A former Cramlington police officer is still helping colleagues five years after retiring.
Graeme Thompson was just 20 years old when he followed in his father’s footsteps and joined Northumbria Police as a police constable, initially serving South Tyneside in 1982.
Over the next 30 years, he worked as a response officer in Cramlington, South Tyneside and Hebburn, before joining the training department.
The 59-year-old retired in 2012, but after a year away filled in an application to become a call handler and is now working in the communications centre in Ponteland, passing on his experience to his colleagues.
Graeme said: “Sometimes I think to myself ‘where has the time gone to?’.
“I joined when I was 20 years old and now I am on the wrong side of 55, but if I could do it all again I would.
“I was in the retail trade, but my father had been in the police force and family friends were in the police force so it seemed like the natural thing to do.
“Thirty years down the line I have done my service. I have seen some nice things, I have seen some bad things and I have dealt with some horrible things.
“I don’t do golf and so when this job came up I decided to apply, rather than just sit back during my retirement. I get a buzz from doing it and I enjoy it.”
Graeme said that one of the most challenging aspects of working as a call handler is keeping vulnerable people on the phone.
He has answered tens of thousands of calls in the last five years and the most important thing for him is to “stay calm and keep control of the situation”.
“It can be very difficult when you get someone on the line who is very distressed, very upset, they could be very suicidal and speaking to you with a knife to their throat,” said Graeme.
“When I have calls like that I try to do my best to stay calm and keep control of the situation, and keep control of the caller.
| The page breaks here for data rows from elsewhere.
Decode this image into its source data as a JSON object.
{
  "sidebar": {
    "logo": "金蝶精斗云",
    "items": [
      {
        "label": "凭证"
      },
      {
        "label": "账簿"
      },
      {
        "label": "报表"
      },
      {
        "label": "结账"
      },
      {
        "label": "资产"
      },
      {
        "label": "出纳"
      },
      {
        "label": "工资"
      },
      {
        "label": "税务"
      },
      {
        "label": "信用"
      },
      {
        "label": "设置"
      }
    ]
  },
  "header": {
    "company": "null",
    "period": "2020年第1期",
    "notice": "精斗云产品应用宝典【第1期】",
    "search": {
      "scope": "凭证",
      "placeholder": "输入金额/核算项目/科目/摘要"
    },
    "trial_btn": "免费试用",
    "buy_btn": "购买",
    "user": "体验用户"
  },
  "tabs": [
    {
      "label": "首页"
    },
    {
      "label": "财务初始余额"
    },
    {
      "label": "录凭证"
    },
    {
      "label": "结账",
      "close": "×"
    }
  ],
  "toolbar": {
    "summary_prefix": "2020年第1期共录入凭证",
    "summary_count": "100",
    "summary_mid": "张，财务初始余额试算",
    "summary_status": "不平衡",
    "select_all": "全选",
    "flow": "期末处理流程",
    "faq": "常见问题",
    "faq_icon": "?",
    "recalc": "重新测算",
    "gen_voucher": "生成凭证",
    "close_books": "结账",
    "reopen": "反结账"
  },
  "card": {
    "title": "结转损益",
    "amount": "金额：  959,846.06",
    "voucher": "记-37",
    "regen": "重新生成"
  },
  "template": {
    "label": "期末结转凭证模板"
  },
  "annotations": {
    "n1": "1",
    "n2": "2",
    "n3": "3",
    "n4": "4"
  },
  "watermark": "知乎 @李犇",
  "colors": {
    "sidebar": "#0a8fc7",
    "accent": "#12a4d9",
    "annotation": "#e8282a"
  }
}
“You don’t want to let them get off the line, you want to keep them talking so that you can get the officers there so they can handle the situation.
“It can be demanding to ask those pertinent questions when somebody is in such distress at the end of the phone, but all we can do is deal with those jobs professionally.
“Everyone does their best because you want an outcome where you can ultimately keep that person safe, which is what it is all about.
“I am proud of those successes. When you have stopped someone breaking into someone’s house, or if you have stopped someone from committing suicide, then it does make you feel proud.”